10:35 PM on May 20, 2014 
We've seen so many bloggers run headlong into the wall and close up shop - I hope you find the internal resources to enjoy posting again. Needless to say but we've missed you.

The typical response to the internet trolls in the comments section seems to be to shut down the comments. I always defer to the decisions that bloggers make, although I often learn more from comments than from the original posting. The Incidental Economist closed comments recently and the life went out of the site - not good for a website dealing with health matters! (I know my comments are rarely on-topic but I recognize that readers have the choice to scroll past - quickly.)

Your meeting with Ulysses reminded me of the time I was working in Paris. The Louvre had public talks given by department heads every month. One that I attended - I've forgotten the exact topic but it was something like 18th century snuff-boxes - was fascinating because the speaker was passionate about his area of expertise, "his collection", and the historical background. I wonder whether our focus on cutting government spending has made these experts disappear to be replaced with the museum equivalent of Wikipedia.
Reply Yiannis
7:31 PM on May 18, 2014 
I agree with you Dennis, Ulysses is quite an extraordinary man. I'm glad that you're thinking to create an intelligent forum environment, that will hopefully include conversations of global interest.
Reply Ulysses Dietz
12:58 PM on May 18, 2014 
LOL, Dennis--I loved spending time with you--as with an old friend, which after all is what we are.

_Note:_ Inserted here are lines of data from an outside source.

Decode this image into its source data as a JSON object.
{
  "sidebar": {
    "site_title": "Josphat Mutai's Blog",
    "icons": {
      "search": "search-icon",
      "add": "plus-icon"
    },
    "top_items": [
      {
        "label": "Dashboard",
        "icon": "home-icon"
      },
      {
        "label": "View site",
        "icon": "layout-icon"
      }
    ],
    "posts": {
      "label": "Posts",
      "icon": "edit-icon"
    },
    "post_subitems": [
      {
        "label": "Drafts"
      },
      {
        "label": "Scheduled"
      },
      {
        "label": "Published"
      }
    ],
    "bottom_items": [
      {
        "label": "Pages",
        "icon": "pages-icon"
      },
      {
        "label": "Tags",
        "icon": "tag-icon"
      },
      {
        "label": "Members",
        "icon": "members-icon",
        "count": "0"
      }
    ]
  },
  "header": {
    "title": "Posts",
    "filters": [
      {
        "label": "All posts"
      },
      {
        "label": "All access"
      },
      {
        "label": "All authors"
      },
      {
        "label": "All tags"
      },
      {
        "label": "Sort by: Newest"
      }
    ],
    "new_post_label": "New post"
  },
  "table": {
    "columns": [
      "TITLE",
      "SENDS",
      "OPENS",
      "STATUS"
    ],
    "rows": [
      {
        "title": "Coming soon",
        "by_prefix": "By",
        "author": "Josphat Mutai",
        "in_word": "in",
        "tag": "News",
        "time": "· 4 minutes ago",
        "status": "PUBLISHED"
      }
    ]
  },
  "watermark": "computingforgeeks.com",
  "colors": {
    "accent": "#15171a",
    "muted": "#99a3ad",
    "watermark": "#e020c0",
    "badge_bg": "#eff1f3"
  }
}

Especially now. How well you expressed our conversation during our afternoon and evening together. I hope it was just the first time.